Now, those simple phrases give me great encouragement. They supply the missing ingredient to a mindset of faith. To walk by faith is to trust God’s sovereignty over every circumstance. No wonder it’s His will that we give thanks in every thing, (I Thess. 5:18) because He is in control and will use it for good. Even the bad things He makes to fit His design, for His Kingdom’s sake. The Lord would preserve a remnant despite the foolishness and sinfulness of faithless kings. From the tribe of Judah would come the King of Kings, first as a Lamb to die for the likes of foolish kings and doubting commoners and then as King, to invite them to join His invisible Kingdom until it comes into plain view. He is the sovereign King weaving His plan, fulfilling His purposes in everything.
So no matter what the situation ‘seems’ I can trust Him. Habakkuk had this one nailed down. He had gone to God with problems to big for him. God’s answers were likely not the ‘salvation’ Habbakuk was hoping for-- this being carried off into captivity by a merciless enemy. Things were definitely going to get much worse before they got better. But God had a plan and it was enough for Habbakuk to know that the Sovereign God was accomplishing His purposes in His people. He does what seems an uncanny thing at this point. He recites a list of potential disasters…let me see, how bad might things get…as the backdrop for his dramatic statement of trust: “Yet will I rejoice in the Lord. I will take joy in the God of my salvation. Jehovah God is my strength.” He rested in the knowledge that God had everything under control and not only that, but that God would care for him and enable him to have the sure-footedness of a deer, to scale the heights and find there his refuge. This God is the author and finisher of my faith too.
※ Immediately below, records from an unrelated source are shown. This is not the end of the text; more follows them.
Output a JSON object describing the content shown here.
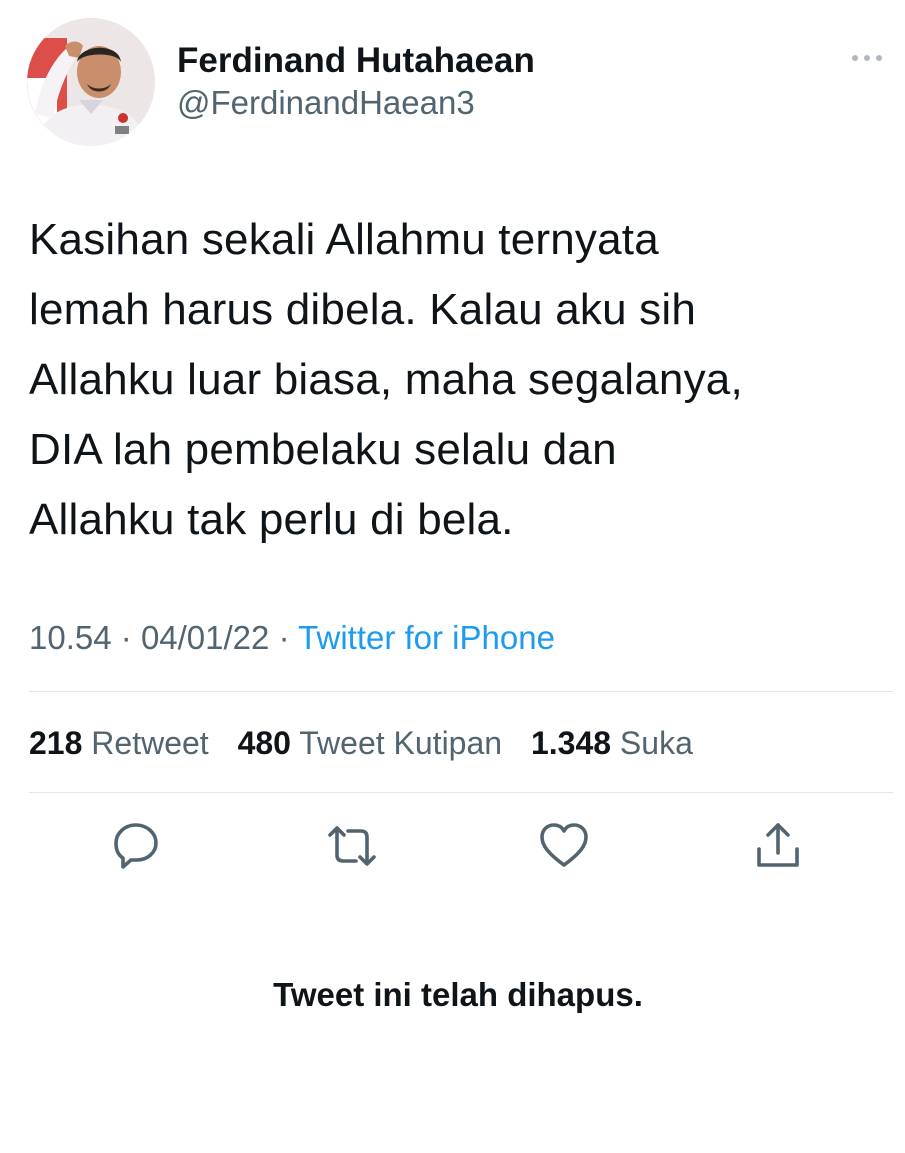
{
  "author": {
    "display_name": "Ferdinand Hutahaean",
    "handle": "@FerdinandHaean3"
  },
  "tweet": {
    "lines": [
      "Kasihan sekali Allahmu ternyata",
      "lemah harus dibela. Kalau aku sih",
      "Allahku luar biasa, maha segalanya,",
      "DIA lah pembelaku selalu dan",
      "Allahku tak perlu di bela."
    ]
  },
  "meta": {
    "time": "10.54",
    "separator": "·",
    "date": "04/01/22",
    "source": "Twitter for iPhone"
  },
  "stats": {
    "retweets_count": "218",
    "retweets_label": "Retweet",
    "quotes_count": "480",
    "quotes_label": "Tweet Kutipan",
    "likes_count": "1.348",
    "likes_label": "Suka"
  },
  "icons": {
    "more": "more-horizontal-icon",
    "reply": "reply-bubble-icon",
    "retweet": "retweet-icon",
    "like": "heart-icon",
    "share": "share-upload-icon"
  },
  "colors": {
    "text": "#0f1419",
    "secondary": "#536471",
    "link": "#1d9bf0",
    "divider": "#e1e6ea"
  },
  "notice": {
    "deleted": "Tweet ini telah dihapus."
  }
}
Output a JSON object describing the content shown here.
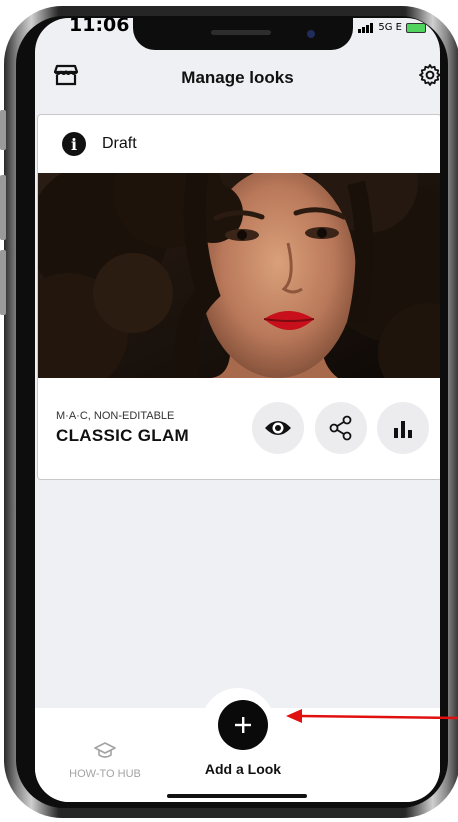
{
  "status_bar": {
    "time": "11:06",
    "network": "5G E"
  },
  "header": {
    "title": "Manage looks",
    "left_icon": "store-icon",
    "right_icon": "gear-icon"
  },
  "look_card": {
    "status_icon": "info-icon",
    "status_label": "Draft",
    "brand_label": "M·A·C, NON-EDITABLE",
    "look_name": "CLASSIC GLAM",
    "actions": [
      {
        "icon": "eye-icon",
        "name": "preview"
      },
      {
        "icon": "share-icon",
        "name": "share"
      },
      {
        "icon": "bar-chart-icon",
        "name": "analytics"
      }
    ]
  },
  "bottom_nav": {
    "how_to_hub_label": "HOW-TO HUB",
    "how_to_hub_icon": "graduation-cap-icon",
    "add_look_label": "Add a Look",
    "add_look_icon": "plus-icon"
  },
  "colors": {
    "background": "#eff0f4",
    "accent": "#0a0a0a",
    "annotation_arrow": "#e01010",
    "muted_text": "#a3a3a3"
  }
}
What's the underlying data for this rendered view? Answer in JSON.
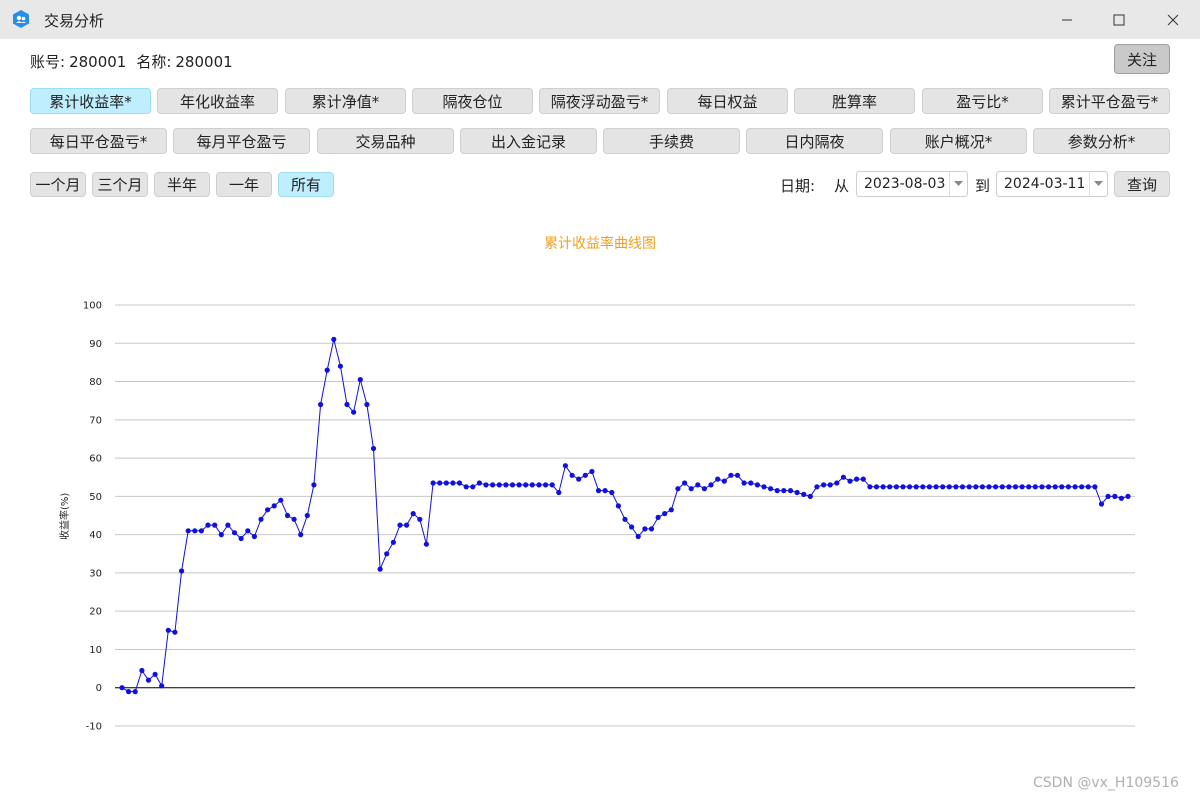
{
  "window": {
    "title": "交易分析"
  },
  "account": {
    "id_label": "账号:",
    "id_value": "280001",
    "name_label": "名称:",
    "name_value": "280001"
  },
  "follow_label": "关注",
  "tabs_row1": [
    {
      "label": "累计收益率*",
      "active": true
    },
    {
      "label": "年化收益率",
      "active": false
    },
    {
      "label": "累计净值*",
      "active": false
    },
    {
      "label": "隔夜仓位",
      "active": false
    },
    {
      "label": "隔夜浮动盈亏*",
      "active": false
    },
    {
      "label": "每日权益",
      "active": false
    },
    {
      "label": "胜算率",
      "active": false
    },
    {
      "label": "盈亏比*",
      "active": false
    },
    {
      "label": "累计平仓盈亏*",
      "active": false
    }
  ],
  "tabs_row2": [
    {
      "label": "每日平仓盈亏*",
      "active": false
    },
    {
      "label": "每月平仓盈亏",
      "active": false
    },
    {
      "label": "交易品种",
      "active": false
    },
    {
      "label": "出入金记录",
      "active": false
    },
    {
      "label": "手续费",
      "active": false
    },
    {
      "label": "日内隔夜",
      "active": false
    },
    {
      "label": "账户概况*",
      "active": false
    },
    {
      "label": "参数分析*",
      "active": false
    }
  ],
  "ranges": [
    {
      "label": "一个月",
      "active": false
    },
    {
      "label": "三个月",
      "active": false
    },
    {
      "label": "半年",
      "active": false
    },
    {
      "label": "一年",
      "active": false
    },
    {
      "label": "所有",
      "active": true
    }
  ],
  "date_filter": {
    "label": "日期:",
    "from_label": "从",
    "from_value": "2023-08-03",
    "to_label": "到",
    "to_value": "2024-03-11",
    "query_label": "查询"
  },
  "watermark": "CSDN @vx_H109516",
  "colors": {
    "accent_active": "#bfeeff",
    "line": "#1010e0",
    "title": "#f0a020"
  },
  "chart_data": {
    "type": "line",
    "title": "累计收益率曲线图",
    "ylabel": "收益率(%)",
    "ylim": [
      -10,
      100
    ],
    "yticks": [
      100,
      90,
      80,
      70,
      60,
      50,
      40,
      30,
      20,
      10,
      0,
      -10
    ],
    "grid": true,
    "series": [
      {
        "values": [
          0,
          -1,
          -1,
          4.5,
          2,
          3.5,
          0.5,
          15,
          14.5,
          30.5,
          41,
          41,
          41,
          42.5,
          42.5,
          40,
          42.5,
          40.5,
          39,
          41,
          39.5,
          44,
          46.5,
          47.5,
          49,
          45,
          44,
          40,
          45,
          53,
          74,
          83,
          91,
          84,
          74,
          72,
          80.5,
          74,
          62.5,
          31,
          35,
          38,
          42.5,
          42.5,
          45.5,
          44,
          37.5,
          53.5,
          53.5,
          53.5,
          53.5,
          53.5,
          52.5,
          52.5,
          53.5,
          53,
          53,
          53,
          53,
          53,
          53,
          53,
          53,
          53,
          53,
          53,
          51,
          58,
          55.5,
          54.5,
          55.5,
          56.5,
          51.5,
          51.5,
          51,
          47.5,
          44,
          42,
          39.5,
          41.5,
          41.5,
          44.5,
          45.5,
          46.5,
          52,
          53.5,
          52,
          53,
          52,
          53,
          54.5,
          54,
          55.5,
          55.5,
          53.5,
          53.5,
          53,
          52.5,
          52,
          51.5,
          51.5,
          51.5,
          51,
          50.5,
          50,
          52.5,
          53,
          53,
          53.5,
          55,
          54,
          54.5,
          54.5,
          52.5,
          52.5,
          52.5,
          52.5,
          52.5,
          52.5,
          52.5,
          52.5,
          52.5,
          52.5,
          52.5,
          52.5,
          52.5,
          52.5,
          52.5,
          52.5,
          52.5,
          52.5,
          52.5,
          52.5,
          52.5,
          52.5,
          52.5,
          52.5,
          52.5,
          52.5,
          52.5,
          52.5,
          52.5,
          52.5,
          52.5,
          52.5,
          52.5,
          52.5,
          52.5,
          48,
          50,
          50,
          49.5,
          50
        ]
      }
    ]
  }
}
How can I walk by doubt when He invites me to ‘tread on my high places’?
Thanks again for sharing the journey with me. Won’t it be something when we can see how all the things God allows are woven into a shining tapestry for the glory of our Great King?! It’ll be a sight for sore and straining eyes!
“For who is God, except the LORD? And who is a rock, except our God? It is God who arms me with strength, and makes my way perfect. He makes my feet like the deer, and sets me on my high places.”